And perhaps the most difficult question to answer applies to any scenario : why is it a ring ? A disc, well, that's fine - could be a giant galaxy, or just a cloud, whatever. An amorphous blob like Wright's Cloud - yeah, also possible, could be interacting with all the other clouds and M33, no problem. But there's no obvious reason why the gas in the middle should be missing. Where's it gone ?
Could it just be that the "ring" is a bunch of clouds which happen to line up and look like a ring ? Not likely. That would require an extremely unlikely chance alignment of clouds - there's no reason you'd expect the central region to be underpopulated just by placing clouds at random. And although the velocity gradient is small, it does have one. If it was a bunch of random clouds, you'd expect the velocity of each cloud to be different. But the velocity of the gas across the Ring varies quite smoothly from one side to the other, which you wouldn't expect if it was made of separate clouds. It's possible, but not credible.
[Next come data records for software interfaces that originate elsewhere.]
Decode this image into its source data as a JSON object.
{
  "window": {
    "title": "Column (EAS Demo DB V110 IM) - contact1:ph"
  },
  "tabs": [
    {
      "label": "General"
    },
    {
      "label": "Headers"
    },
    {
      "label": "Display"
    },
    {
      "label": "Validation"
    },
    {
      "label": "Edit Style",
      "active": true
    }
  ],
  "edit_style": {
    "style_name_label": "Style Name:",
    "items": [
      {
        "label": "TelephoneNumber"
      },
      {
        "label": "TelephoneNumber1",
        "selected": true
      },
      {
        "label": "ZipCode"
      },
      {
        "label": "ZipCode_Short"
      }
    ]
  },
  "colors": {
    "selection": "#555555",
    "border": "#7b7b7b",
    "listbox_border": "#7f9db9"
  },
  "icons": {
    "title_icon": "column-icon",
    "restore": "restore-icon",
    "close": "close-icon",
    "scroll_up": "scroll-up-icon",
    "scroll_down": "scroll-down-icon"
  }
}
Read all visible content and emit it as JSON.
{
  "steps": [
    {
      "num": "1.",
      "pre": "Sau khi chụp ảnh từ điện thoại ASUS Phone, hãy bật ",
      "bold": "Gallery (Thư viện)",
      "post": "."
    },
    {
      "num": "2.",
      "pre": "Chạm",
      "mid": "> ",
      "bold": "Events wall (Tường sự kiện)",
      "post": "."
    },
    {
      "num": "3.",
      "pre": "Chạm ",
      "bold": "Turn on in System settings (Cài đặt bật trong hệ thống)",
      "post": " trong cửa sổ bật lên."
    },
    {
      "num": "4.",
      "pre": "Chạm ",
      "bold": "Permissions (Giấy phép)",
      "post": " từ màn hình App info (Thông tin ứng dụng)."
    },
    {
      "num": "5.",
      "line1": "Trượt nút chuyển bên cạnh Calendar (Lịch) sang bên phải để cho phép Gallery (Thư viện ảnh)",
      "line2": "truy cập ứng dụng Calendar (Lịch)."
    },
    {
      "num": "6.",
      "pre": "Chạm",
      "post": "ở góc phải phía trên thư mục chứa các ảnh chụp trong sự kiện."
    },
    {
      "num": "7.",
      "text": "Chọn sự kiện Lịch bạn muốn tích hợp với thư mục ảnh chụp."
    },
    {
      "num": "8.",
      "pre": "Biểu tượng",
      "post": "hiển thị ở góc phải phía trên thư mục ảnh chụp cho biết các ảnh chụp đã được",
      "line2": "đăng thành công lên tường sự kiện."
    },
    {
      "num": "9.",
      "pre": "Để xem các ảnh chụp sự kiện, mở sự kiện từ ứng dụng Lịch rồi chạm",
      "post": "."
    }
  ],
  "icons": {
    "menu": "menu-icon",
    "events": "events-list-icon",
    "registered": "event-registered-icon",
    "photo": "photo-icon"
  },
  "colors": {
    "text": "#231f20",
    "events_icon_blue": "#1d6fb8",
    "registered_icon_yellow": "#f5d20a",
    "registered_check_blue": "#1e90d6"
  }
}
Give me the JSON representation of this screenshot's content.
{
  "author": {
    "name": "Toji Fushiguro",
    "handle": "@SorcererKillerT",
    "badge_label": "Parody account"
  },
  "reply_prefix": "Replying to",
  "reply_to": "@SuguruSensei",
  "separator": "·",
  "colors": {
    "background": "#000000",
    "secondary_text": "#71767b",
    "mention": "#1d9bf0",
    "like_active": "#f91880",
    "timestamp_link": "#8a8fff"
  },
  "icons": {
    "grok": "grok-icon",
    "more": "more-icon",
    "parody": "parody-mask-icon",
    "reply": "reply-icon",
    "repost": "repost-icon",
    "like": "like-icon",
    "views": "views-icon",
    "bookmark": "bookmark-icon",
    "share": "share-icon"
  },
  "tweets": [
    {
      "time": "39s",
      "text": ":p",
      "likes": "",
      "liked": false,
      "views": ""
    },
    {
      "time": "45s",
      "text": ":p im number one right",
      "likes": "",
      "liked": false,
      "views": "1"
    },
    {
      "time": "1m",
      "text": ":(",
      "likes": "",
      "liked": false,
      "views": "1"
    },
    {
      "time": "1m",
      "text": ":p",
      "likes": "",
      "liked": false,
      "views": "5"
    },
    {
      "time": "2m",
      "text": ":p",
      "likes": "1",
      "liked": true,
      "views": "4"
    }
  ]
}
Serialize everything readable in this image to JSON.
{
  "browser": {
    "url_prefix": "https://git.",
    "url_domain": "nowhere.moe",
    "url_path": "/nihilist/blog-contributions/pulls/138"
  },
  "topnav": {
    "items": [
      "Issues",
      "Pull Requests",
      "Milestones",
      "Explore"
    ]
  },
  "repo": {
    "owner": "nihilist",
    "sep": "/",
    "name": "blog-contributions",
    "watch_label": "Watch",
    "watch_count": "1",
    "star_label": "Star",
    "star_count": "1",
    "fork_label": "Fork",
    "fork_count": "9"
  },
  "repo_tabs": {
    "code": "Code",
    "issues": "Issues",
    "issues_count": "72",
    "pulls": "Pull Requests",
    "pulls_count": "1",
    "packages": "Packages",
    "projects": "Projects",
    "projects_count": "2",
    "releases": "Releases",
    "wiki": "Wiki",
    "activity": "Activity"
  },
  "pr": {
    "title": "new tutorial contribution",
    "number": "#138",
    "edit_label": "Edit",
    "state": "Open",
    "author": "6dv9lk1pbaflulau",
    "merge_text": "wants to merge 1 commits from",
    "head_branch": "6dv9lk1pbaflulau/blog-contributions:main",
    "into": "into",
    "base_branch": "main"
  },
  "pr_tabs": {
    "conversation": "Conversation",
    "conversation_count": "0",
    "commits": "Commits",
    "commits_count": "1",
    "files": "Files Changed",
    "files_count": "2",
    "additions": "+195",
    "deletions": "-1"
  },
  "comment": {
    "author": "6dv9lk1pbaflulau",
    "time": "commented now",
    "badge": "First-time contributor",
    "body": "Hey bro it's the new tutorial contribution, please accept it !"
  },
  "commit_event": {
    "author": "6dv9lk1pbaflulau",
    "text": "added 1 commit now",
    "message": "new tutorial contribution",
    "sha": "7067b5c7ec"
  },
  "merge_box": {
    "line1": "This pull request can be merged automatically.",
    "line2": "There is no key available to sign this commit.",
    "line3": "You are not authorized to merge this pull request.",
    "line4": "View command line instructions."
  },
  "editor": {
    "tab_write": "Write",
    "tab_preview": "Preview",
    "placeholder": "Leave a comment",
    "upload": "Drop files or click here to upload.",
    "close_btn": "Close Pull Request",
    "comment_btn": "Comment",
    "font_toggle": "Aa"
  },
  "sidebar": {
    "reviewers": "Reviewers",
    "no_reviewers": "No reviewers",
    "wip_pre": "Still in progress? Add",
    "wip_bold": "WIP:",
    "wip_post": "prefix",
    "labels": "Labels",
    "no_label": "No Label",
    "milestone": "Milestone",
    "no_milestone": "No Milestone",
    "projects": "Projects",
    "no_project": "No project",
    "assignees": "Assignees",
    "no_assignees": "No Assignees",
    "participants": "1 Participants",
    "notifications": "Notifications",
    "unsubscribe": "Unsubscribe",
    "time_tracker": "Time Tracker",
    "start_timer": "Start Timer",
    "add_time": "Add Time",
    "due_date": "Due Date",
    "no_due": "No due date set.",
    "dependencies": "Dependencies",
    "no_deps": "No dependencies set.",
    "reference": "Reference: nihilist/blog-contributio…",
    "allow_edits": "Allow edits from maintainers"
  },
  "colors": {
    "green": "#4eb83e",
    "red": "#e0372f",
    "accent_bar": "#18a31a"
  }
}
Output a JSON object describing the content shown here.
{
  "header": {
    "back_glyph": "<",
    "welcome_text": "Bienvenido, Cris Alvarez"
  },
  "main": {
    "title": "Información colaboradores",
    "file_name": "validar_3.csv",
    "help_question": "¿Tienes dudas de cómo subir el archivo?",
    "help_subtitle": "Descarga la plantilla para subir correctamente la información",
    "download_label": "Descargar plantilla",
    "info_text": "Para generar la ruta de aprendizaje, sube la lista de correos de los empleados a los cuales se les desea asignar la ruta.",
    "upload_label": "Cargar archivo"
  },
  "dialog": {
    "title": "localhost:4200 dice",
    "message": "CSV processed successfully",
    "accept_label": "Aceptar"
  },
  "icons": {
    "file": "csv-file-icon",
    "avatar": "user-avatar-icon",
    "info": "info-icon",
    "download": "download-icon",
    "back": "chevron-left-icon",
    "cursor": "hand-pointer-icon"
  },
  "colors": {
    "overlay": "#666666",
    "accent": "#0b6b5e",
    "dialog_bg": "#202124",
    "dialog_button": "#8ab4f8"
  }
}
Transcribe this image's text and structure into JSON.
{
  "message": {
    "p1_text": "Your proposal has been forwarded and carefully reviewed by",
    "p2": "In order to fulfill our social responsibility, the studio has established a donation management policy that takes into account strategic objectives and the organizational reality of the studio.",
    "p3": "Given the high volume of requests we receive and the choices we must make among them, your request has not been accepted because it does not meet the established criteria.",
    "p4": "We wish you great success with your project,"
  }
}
Map showing the velocity of the gas at each point in the Ring
Honestly we really just don't know what this is. Supernovae explosion are known to blast holes in the hydrogen, but if it's close to M33 then the hole is about ten times larger than any other known holes. Nor are there any obvious star clusters (massive stars aren't thought to be able to form in isolation), so if it's inside our own galaxy the Ring would be much smaller but probably just as strange. And it would be one heck of a coincidence if this structure just happened by chance to not only be so close on the sky to Wright's Cloud but at such a similar velocity.
Like all the most interesting discoveries, this one poses a lot more questions than it answers. Which, if you ask me, makes it five years well spent.